PROBLEM DESCRIPTION :: Scan the entries that follow for the word "Jones", then report every line in which it appears.

Records from a data source:
######

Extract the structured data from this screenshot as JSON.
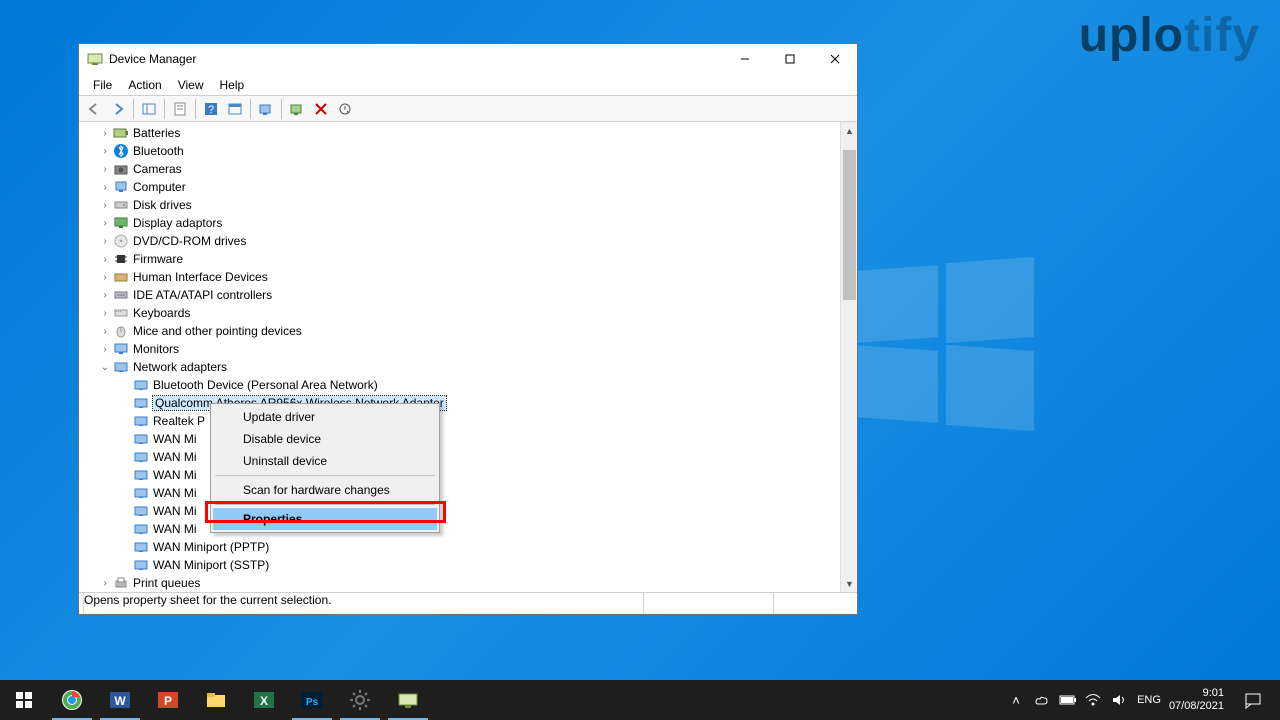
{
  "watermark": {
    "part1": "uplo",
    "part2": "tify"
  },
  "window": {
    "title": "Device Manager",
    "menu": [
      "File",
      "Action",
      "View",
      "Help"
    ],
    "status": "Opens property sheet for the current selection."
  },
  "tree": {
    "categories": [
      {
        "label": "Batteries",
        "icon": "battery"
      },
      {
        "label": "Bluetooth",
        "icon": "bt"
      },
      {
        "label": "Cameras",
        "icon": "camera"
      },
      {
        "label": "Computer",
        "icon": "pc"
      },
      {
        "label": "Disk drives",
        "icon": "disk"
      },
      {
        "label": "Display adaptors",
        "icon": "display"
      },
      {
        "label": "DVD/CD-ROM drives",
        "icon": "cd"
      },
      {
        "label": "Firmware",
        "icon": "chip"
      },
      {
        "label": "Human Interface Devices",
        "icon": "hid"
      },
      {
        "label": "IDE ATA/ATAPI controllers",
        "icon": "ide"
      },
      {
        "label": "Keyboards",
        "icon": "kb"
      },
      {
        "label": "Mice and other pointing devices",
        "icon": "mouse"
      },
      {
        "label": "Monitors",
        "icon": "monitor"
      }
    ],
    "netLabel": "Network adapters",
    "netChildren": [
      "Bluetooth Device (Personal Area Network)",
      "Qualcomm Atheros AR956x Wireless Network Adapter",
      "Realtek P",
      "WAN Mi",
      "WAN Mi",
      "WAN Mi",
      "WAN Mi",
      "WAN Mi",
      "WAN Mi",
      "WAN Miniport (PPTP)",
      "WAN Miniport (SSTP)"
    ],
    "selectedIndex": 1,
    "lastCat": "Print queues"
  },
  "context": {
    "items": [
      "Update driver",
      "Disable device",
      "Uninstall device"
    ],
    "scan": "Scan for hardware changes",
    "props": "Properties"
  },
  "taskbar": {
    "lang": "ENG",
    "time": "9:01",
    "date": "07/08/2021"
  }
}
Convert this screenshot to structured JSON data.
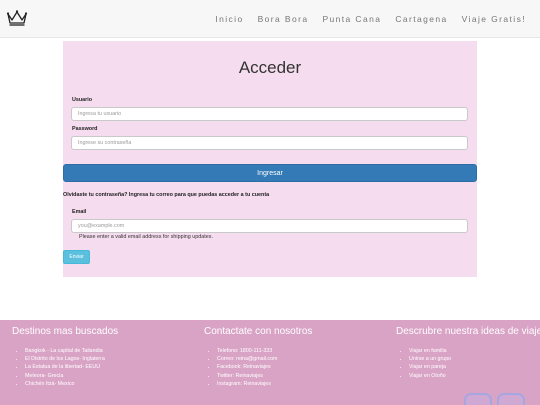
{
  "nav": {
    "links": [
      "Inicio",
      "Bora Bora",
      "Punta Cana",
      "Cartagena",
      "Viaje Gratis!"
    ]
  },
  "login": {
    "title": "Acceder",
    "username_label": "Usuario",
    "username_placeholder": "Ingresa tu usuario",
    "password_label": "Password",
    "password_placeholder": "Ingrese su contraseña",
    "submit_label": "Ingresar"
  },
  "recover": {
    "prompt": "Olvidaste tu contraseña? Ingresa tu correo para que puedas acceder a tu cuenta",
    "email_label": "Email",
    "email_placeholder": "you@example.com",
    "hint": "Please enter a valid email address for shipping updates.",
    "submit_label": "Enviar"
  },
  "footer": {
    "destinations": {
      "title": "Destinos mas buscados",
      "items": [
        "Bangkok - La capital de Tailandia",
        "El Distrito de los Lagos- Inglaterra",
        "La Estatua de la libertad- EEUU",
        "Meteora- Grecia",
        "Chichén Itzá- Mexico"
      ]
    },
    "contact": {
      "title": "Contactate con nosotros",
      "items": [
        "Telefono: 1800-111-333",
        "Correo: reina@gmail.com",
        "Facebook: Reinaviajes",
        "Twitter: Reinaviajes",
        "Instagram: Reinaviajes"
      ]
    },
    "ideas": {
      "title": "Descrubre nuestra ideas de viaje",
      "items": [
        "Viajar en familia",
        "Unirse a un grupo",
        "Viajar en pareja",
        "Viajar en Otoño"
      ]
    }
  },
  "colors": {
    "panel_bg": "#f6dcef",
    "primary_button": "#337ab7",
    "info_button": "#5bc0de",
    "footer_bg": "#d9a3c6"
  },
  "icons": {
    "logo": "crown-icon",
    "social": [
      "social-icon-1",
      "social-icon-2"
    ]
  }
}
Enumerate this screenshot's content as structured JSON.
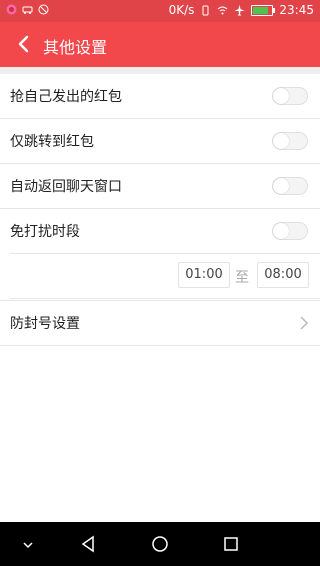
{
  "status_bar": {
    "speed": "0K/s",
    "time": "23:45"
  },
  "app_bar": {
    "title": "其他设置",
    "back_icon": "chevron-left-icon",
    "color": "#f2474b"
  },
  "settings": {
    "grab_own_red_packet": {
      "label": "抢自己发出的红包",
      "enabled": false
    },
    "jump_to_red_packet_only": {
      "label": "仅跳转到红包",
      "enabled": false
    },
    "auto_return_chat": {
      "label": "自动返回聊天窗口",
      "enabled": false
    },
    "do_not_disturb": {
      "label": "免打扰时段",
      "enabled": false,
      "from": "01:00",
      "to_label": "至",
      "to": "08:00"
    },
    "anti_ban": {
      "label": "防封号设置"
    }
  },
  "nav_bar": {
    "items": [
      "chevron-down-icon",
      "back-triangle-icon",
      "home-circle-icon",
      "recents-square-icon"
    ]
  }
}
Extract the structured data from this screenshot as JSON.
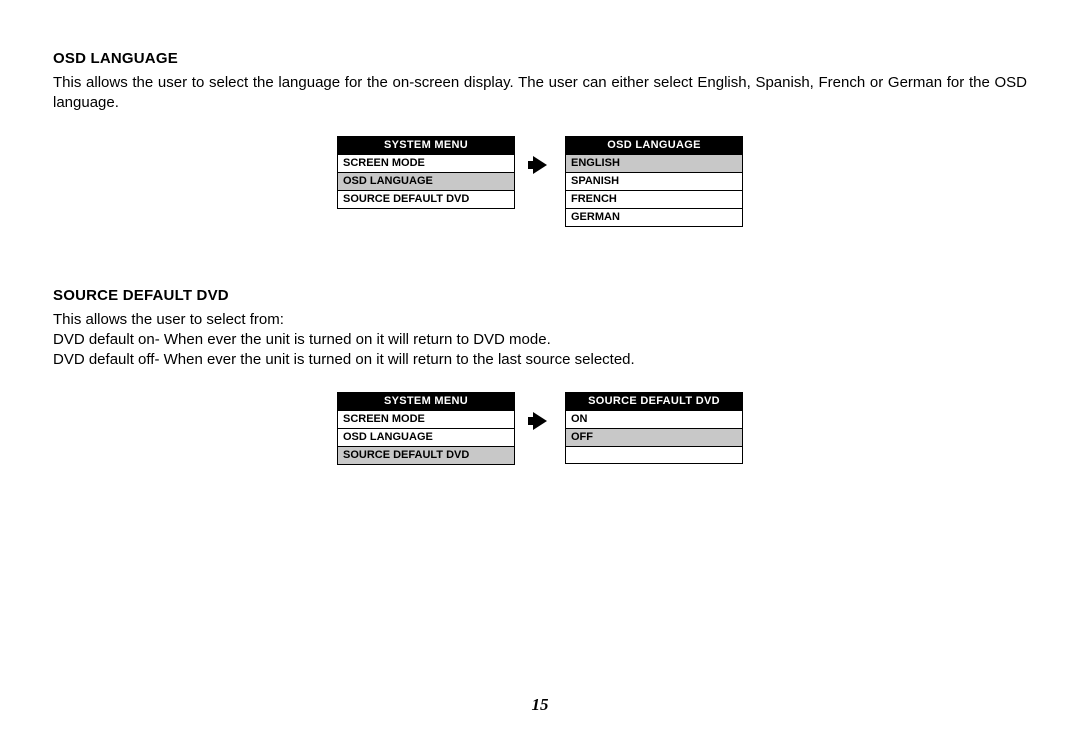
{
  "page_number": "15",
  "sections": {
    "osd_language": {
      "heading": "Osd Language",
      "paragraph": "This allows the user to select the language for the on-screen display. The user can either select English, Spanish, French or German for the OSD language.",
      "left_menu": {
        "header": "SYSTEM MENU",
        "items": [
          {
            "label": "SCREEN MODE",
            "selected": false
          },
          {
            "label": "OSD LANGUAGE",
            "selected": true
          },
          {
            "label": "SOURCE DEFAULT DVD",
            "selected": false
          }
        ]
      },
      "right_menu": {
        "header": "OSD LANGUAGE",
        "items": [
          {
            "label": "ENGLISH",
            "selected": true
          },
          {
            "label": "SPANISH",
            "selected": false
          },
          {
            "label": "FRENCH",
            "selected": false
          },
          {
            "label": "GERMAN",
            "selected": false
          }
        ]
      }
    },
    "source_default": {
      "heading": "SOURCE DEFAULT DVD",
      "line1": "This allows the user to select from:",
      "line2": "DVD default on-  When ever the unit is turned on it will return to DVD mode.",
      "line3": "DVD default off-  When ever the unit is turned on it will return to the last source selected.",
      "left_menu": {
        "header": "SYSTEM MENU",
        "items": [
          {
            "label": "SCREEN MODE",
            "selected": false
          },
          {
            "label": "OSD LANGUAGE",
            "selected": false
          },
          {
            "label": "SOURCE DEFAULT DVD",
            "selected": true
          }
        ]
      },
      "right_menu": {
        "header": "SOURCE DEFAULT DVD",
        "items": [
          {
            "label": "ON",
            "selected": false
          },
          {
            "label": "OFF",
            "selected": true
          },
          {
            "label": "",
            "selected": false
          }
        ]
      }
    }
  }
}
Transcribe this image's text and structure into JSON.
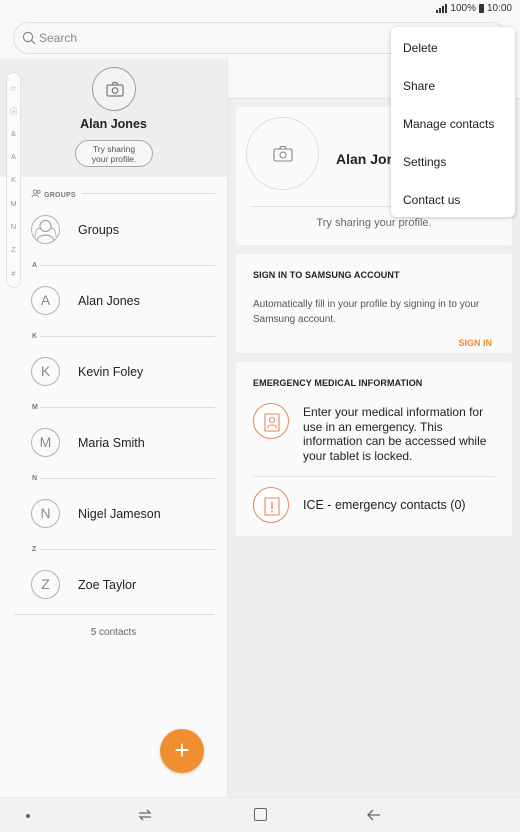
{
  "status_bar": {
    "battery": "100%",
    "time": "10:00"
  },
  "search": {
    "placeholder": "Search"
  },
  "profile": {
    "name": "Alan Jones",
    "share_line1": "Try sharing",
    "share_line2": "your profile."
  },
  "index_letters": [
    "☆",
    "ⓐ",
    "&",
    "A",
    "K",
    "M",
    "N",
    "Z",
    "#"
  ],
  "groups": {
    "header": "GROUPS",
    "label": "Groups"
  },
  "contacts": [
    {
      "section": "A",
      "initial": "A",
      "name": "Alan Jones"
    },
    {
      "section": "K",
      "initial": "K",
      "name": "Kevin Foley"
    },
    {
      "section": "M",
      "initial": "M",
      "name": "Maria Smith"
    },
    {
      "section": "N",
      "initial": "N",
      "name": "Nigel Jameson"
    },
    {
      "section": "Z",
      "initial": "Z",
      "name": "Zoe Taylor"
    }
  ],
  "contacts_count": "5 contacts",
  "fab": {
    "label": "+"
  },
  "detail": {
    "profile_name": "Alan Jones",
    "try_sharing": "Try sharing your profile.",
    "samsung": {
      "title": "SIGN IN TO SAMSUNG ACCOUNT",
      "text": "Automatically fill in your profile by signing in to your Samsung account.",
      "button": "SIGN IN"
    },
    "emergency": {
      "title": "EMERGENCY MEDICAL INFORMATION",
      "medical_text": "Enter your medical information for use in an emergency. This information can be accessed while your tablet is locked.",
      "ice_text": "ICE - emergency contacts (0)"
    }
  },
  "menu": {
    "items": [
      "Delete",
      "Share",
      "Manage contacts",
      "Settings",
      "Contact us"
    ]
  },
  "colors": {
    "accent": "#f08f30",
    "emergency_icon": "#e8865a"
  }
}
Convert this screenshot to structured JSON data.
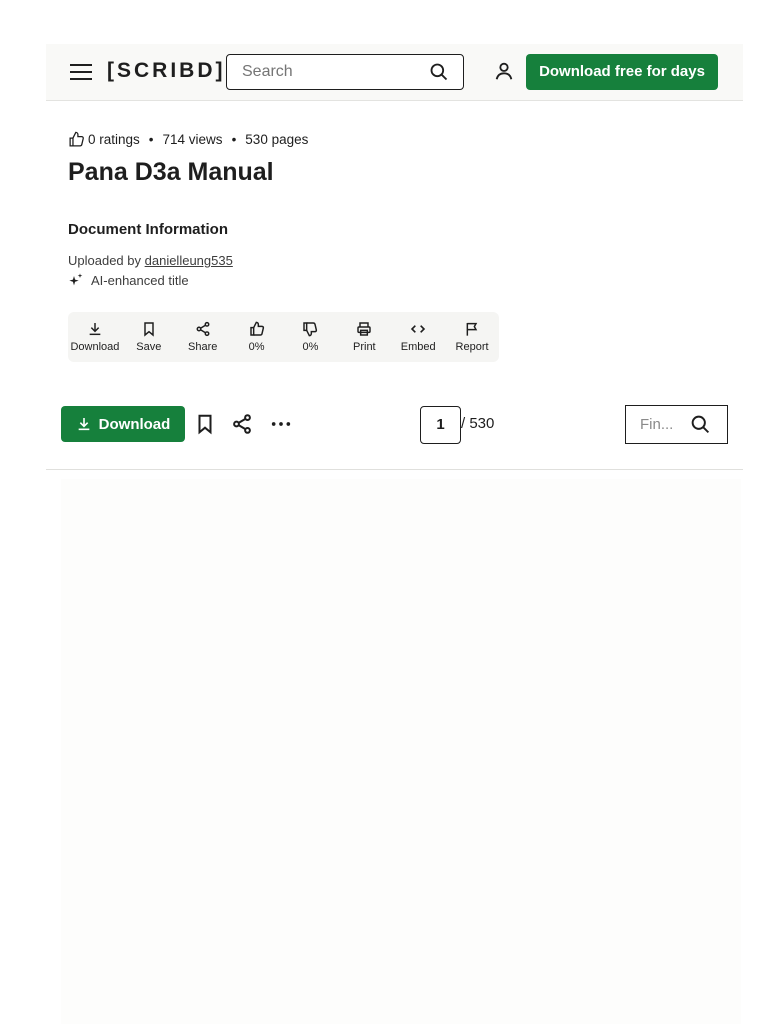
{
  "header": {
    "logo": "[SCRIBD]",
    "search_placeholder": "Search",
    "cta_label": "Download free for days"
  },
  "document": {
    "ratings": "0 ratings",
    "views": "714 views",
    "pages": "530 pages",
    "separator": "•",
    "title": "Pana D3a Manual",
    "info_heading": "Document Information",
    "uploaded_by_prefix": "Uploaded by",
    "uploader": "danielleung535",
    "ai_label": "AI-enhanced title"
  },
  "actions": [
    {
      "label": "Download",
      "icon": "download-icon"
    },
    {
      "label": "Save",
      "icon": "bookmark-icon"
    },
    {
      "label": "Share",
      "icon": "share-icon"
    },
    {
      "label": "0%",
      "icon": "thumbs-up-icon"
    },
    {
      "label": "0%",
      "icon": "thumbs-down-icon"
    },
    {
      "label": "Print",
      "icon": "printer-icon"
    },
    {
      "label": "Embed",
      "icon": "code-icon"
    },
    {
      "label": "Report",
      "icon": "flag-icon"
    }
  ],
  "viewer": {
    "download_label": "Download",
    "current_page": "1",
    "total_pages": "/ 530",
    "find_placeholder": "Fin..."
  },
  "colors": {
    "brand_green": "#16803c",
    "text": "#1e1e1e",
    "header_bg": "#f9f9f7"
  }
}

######

RESPONSE TO THIS TASK ::
    "name": "Alan Jones",
      "name": "Alan Jones"
    "profile_name": "Alan Jones",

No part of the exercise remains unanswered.